- Workshops and Events
- Work and Volunteer Opportunities
- Resources and Support
- Faculty and Staff
People use portfolios to collect information that represents work-related events they want to show their future employers. This material can include past accomplishments, potential directions for future work, talents, expertise, projects, and experiences. Like a resume, building a portfolio is a never-ending process of discovery and fulfillment. It is a work in progress, documenting one’s career journey and exploration and aiming to showcase one’s growth to the audience.
A career portfolio visually represents one’s abilities, skills, capabilities, knowledge, qualities and potential. They can reflect soft skills (e.g., communication skills) and/or technical skills (e.g., HTML/CSS). The purpose of a career portfolio is to reflect one’s qualifications and experiences in a designated field, showcasing one as a promising candidate for work in the industry.
Traditionally, a portfolio is valued in art, design, and technology industries; vocations like artists, make-up artists, hairstylists, models, photographers, programmers, and software engineers have relied heavily on the portfolio to showcase their projects. However, anyone in a professional role can benefit from having one.
Creating A Portfolio
1. Collect your information
Gather all the materials that can demonstrate your past projects, such as photographs, artifacts, and drafts. Consider information about you that you would like to highlight: formal and informal education and training, work performance, people skills, communication skills, technical skills, professional development and lifelong learning, personal management, etc.
Depending on your industry, some might be more essential than others. For example, if you are in a creative industry, people msy place more importance on the demonstration of work samples. You can do some research by viewing sample portfolios in your industry. If you don’t have much work experience yet, you can use the projects you’ve done for schools, clubs, or other practices.

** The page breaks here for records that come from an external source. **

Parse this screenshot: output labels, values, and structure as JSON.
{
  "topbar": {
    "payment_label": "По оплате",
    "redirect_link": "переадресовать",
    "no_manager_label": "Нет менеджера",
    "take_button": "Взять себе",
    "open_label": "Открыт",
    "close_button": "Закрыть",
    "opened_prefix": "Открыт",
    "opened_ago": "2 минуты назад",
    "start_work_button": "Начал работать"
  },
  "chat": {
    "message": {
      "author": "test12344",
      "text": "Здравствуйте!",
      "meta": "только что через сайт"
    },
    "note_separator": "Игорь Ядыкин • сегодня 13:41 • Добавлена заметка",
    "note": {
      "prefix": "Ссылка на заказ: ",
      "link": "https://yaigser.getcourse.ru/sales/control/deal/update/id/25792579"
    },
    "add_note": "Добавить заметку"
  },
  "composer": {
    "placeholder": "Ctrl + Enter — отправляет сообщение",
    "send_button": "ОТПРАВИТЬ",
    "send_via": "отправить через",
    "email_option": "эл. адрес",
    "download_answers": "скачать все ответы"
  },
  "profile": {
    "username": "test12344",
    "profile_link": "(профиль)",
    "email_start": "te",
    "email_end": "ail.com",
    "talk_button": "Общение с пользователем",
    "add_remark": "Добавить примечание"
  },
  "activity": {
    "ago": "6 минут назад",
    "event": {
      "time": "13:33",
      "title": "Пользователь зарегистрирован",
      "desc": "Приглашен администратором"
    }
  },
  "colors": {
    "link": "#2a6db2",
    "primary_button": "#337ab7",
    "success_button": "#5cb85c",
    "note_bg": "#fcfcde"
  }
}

To respect recruiting employers’ time and keep their interest, employment portfolios should be slim files with examples of your best accomplishments, not big, bulky books with every work document you’ve acquired. Use a combination of text and visuals to show them your growth process and how you face challenges in a project. Show, don't tell.
2. Organize Your Materials
Categorization refers to grouping your work into a logical, easy-to-follow manner. Categorized examples are best for visual portfolios, such as photography, makeup, interior design, and graphic design.
Group your content into themes that inspire you and can potentially attract employers. You can even start with a tab named "past projects" and list all projects when you first started. Depending on your industry, it is best to search sample portfolio pages representing your industry to evaluate the expectation.
Case studies allow you to describe singular projects. They are best for professions where pictures can’t do all the talking, such as marketing, UX design, or teaching. If you go with this format, you should dedicate a separate section or page for each case study.
A great tip is to accompany your text with images to show the context and process of your project, the challenges you have faced and how you overcame them, and your contribution to the project and team. Great feedback from other professionals can also help!
3. More About You
Besides experiences, what else would you like your audience to know about you? Try tackling the about page, introduction, photo, thumbnails, etc. to demonstrate a well-rounded image of YOU.
Things you can consider: a short introduction (cover page), photo, about page, contact page, social media, media files, graphic or web design, etc.
Depending on the industry you are applying to don't be afraid to show off your unique style! Customize your template, fonts, and colors, and try to make them consistent throughout the entire portfolio.
Don't forget to maintain your porftolio by constantly polishing and keeping your projects up-to-date!
4. Highlight Your Status
Are you actively looking for opportunities? If so, what types? Which industries? What are your career goals?